Ravindra says he turned to social causes during his college days. He recalls that while studying in a college in Ghatkopar, he spent his evenings collecting money in a small tin box for the relief of those affected by floods and other natural disasters. Ravindra’s social work was not hampered even after he joined the police force as a constable in 2000. Along with two of his friends, Ramakant Mhatre, a private company employee, and Sanjay Kamble, a school peon in Raigad, he started an NGO called TEARS.
“T stands for teaching, E stands for education, A stands for all, R for reliable and S for social work,” says Ravindra, who has managed to convince several police officers, including IPS officers to constabulary towards pledging their eyes. Ravindra himself celebrated his last birthday by filling up 200 forms for eye donation. His wife, his mother and father also signed up for the cause. “I always wanted to do something for the blind. Everyone will die some day. Their organs could be useful for the people who are living and need them,” he says.
Ravindra and his friends now organise eye donation camps, where he fills forms and gives people their pledge cards. They have organised such camps on occasions like Dahi Handi, Ganeshotsav and even weddings, and with great success. Ravindra says his aim is to rope in family members of donors, so that a person dies, another member in the family can immediately inform the eye bank about the death so the nearest bank can collect the eyes of the deceased.

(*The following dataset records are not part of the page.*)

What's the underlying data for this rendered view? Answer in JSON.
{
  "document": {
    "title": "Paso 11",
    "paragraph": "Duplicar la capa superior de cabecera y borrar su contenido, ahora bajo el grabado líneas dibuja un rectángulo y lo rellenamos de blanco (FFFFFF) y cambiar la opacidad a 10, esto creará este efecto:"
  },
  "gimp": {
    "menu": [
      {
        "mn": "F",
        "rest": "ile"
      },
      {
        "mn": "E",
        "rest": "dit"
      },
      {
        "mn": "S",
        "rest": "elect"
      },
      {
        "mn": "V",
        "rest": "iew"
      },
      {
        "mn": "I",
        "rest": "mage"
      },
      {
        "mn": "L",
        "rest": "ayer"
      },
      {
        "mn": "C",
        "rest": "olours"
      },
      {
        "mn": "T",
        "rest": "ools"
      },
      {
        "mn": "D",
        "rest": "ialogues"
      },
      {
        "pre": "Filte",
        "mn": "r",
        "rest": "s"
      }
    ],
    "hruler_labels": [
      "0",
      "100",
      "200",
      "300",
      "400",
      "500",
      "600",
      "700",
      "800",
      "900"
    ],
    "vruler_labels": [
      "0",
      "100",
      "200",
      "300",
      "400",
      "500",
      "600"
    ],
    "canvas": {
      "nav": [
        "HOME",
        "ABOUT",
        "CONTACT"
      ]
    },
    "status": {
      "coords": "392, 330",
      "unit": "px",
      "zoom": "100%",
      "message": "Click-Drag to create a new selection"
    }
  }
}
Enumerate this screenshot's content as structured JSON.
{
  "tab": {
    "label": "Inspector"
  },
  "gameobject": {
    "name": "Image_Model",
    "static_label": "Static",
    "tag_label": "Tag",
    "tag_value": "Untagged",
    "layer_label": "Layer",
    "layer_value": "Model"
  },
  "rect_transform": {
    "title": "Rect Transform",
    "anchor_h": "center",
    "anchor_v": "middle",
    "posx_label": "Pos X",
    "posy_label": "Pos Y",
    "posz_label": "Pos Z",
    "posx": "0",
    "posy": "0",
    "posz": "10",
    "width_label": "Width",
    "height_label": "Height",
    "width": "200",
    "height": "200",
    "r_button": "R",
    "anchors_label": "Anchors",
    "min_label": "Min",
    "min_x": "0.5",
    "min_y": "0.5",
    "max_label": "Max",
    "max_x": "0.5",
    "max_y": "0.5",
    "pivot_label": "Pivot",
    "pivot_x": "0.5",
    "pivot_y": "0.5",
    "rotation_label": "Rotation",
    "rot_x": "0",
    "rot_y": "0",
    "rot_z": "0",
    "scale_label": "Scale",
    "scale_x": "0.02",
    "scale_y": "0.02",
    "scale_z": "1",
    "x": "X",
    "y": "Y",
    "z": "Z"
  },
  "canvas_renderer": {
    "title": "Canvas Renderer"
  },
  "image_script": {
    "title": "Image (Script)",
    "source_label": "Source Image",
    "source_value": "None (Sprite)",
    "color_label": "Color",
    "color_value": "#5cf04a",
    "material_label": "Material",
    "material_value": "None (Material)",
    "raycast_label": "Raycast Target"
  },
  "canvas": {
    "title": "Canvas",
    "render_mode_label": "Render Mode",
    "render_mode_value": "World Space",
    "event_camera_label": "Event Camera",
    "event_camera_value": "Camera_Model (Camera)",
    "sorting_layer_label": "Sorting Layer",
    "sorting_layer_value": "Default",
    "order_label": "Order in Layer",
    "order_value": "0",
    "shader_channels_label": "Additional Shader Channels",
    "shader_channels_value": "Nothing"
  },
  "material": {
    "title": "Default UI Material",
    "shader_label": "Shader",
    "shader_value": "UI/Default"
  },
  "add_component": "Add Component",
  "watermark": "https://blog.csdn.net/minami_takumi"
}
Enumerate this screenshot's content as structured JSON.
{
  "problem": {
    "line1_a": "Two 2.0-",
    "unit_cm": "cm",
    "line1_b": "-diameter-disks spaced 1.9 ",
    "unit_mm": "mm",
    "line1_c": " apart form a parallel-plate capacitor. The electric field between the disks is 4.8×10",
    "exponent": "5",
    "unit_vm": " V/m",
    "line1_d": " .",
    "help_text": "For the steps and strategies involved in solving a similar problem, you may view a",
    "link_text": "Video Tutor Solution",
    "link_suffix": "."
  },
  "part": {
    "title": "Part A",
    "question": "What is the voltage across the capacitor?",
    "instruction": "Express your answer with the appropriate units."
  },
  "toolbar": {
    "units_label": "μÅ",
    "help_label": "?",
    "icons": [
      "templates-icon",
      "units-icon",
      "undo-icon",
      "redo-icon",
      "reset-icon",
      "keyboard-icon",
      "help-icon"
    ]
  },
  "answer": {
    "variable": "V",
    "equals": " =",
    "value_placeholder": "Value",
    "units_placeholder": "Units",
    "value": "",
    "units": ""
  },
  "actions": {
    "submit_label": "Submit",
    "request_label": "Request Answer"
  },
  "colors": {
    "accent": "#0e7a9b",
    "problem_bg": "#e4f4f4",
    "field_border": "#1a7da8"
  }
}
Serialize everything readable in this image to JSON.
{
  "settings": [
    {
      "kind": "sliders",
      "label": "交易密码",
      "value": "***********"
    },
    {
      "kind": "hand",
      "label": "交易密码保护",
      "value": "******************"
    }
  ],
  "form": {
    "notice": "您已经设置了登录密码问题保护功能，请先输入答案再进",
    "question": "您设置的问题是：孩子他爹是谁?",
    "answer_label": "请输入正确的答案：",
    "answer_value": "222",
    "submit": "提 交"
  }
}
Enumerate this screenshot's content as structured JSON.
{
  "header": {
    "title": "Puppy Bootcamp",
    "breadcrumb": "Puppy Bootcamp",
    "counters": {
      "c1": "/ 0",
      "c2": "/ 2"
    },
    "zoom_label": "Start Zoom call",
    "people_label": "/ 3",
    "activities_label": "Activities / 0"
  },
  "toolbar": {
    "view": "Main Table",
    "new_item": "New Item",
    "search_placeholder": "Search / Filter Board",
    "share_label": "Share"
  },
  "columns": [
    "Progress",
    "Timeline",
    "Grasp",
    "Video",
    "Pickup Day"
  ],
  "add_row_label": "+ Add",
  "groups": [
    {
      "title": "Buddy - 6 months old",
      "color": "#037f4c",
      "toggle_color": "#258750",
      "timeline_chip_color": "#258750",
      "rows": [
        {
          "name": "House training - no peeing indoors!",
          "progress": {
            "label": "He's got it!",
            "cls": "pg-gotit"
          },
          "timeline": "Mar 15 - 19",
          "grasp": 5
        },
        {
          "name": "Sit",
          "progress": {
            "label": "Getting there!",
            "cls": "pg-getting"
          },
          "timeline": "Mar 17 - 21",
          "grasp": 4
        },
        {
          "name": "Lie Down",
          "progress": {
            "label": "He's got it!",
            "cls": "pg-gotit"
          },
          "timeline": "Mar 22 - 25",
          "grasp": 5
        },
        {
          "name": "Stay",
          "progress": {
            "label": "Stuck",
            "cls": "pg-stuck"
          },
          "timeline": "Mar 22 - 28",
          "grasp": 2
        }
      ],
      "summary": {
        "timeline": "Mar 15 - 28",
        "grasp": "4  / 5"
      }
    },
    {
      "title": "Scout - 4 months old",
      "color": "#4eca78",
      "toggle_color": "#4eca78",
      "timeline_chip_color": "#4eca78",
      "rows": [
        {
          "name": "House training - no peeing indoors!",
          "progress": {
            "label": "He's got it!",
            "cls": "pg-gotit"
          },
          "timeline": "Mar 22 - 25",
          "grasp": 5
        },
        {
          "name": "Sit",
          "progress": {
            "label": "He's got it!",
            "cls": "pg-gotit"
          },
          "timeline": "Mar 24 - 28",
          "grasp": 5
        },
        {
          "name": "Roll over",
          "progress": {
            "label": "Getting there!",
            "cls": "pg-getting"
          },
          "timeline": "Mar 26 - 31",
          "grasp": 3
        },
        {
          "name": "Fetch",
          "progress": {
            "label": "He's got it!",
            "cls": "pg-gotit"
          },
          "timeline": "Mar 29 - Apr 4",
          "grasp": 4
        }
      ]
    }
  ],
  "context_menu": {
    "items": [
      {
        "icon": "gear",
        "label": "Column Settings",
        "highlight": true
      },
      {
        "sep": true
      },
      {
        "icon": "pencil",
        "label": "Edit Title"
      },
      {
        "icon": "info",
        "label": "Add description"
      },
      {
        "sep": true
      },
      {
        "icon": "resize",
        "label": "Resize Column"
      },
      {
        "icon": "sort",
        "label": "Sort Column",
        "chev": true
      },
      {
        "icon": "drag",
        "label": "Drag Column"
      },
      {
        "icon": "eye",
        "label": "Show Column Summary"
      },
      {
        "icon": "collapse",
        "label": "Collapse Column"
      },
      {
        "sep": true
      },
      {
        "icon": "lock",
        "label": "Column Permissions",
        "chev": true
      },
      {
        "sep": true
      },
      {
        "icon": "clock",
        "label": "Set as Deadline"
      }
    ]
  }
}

The constable has also found good support from colleagues, many of whom have contributed to the cause by pledging their eyes and making financial contribution for his NGO. The latest among them is Shrikant Pathak, a deputy commissioner of police in Navi Mumbai’s Crime Branch who recently pledged to donate his eyes.
Ravindra’s father worked with the MTNL and the family stayed in just near the Ghatkopar railway station. “I used to see several blind beggars and wonder how they reached home at night,” he adds.